01 July 2022 | Position
This joint position paper by PED and VCI identifies the framework conditions under which chemical recycling can play an important role in a comprehensive circular economy.
Chemical recycling is currently attracting a great deal of interest from politicians, administrators, scientists and industry, as it has the potential to make a decisive contribution to achieving the goal of greenhouse gas neutrality as a building block of a circular economy. This is because chemical recycling is a promising solution to recycle a wide range of plastic-containing waste that so far cannot be recycled. The technology shows promising results in terms of sustainability, especially when the alternative for the waste stream would otherwise be incineration.
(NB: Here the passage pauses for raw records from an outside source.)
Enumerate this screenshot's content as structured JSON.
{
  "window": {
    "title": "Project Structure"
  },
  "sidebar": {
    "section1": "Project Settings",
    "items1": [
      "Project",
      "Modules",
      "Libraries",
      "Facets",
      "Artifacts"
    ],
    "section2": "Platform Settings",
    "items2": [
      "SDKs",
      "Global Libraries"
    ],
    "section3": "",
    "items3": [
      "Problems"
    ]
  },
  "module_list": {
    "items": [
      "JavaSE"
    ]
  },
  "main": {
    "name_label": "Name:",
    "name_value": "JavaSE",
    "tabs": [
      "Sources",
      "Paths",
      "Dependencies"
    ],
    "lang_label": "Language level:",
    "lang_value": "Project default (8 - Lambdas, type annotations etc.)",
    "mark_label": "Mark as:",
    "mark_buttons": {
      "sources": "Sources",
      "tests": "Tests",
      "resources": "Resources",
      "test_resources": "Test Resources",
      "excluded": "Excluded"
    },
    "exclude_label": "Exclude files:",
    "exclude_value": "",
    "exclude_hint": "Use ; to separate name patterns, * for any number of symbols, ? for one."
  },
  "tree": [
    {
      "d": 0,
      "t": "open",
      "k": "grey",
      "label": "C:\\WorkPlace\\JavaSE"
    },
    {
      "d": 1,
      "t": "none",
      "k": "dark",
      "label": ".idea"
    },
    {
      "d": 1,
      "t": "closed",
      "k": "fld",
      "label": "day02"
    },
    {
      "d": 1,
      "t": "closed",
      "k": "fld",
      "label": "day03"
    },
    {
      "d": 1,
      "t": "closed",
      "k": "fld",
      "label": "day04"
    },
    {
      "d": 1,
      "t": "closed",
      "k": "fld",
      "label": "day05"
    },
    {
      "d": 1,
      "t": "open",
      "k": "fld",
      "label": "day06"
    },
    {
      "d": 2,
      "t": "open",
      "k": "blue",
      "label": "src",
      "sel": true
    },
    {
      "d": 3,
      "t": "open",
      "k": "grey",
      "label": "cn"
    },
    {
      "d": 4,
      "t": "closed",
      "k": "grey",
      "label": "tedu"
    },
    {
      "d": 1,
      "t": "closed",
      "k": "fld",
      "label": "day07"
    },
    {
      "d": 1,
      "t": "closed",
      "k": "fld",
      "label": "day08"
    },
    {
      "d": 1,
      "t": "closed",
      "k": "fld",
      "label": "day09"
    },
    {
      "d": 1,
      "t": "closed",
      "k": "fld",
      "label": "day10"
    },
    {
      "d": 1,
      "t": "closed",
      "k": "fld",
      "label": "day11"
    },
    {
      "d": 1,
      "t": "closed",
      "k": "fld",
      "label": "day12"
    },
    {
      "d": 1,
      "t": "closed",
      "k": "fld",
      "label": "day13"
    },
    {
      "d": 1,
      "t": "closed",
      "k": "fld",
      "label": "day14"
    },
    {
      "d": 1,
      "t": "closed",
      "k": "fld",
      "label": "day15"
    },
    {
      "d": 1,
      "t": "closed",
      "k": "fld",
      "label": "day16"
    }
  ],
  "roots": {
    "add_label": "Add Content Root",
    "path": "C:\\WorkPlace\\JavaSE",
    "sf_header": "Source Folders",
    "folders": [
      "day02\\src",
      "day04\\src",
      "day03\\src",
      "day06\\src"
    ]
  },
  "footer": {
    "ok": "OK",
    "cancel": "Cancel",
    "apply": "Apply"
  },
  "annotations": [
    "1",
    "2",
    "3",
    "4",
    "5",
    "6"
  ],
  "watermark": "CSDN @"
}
In this way, chemical recycling technologies, in combination with classic mechanical processes, make a decisive contribution to achieving the climate and circular economy goals of the EU Green Deal and the EU Circular Economy Action Plan. The German government is aiming towards strengthening the circular economy and therefore takes up chemical recycling in the coalition agreement.
This position paper by PlasticsEurope Deutschland (PED) and VCI identifies the framework conditions under which chemical recycling can play an important role in a comprehensive circular economy, the steps that need to be taken by all stakeholders and how the industry can thus contribute to achieving climate and circular economy goals.
- The circular economy is an essential contribution to achieving the goal of greenhouse gas neutrality.
- The industry's goal is to increase the amount of waste recycled in Germany and Europe.
- Chemical recycling is an important addition to existing recycling processes.
- By complementing mechanical recycling with chemical recycling processes, national and European recycling targets can be achieved.
- Chemical recycling allows plastic waste to be recycled that could not be recycled previously.
- Chemical recycling processes are suitable for a wide range of waste types.
- Chemical recycling processes can remove interfering substances from the carbon cycle.
- Recyclates from chemical recycling offer the same quality as products made from fossil raw materials and can be used in a wide range of applications (e.g. in medicine and food packaging).
- The quality of chemical recycling processes can be further optimised by expanding the sorting of waste.
- Legal framework conditions must be created for the crediting of chemical recycling processes to the legal recycling quotas in order to create incentives for further investments.
- The industry is working on solutions to issues of certification, standardisation, mass balancing and life cycle assessment of chemical recycling processes.
- Support is needed in research, development and commercial testing, especially in the establishment of demonstration plants and regulatory sandbox projects.
- Investments in chemical recycling facilities should be incentivised by means of Climate Change Differential Contracts (CCfD) that address both operating and investment costs.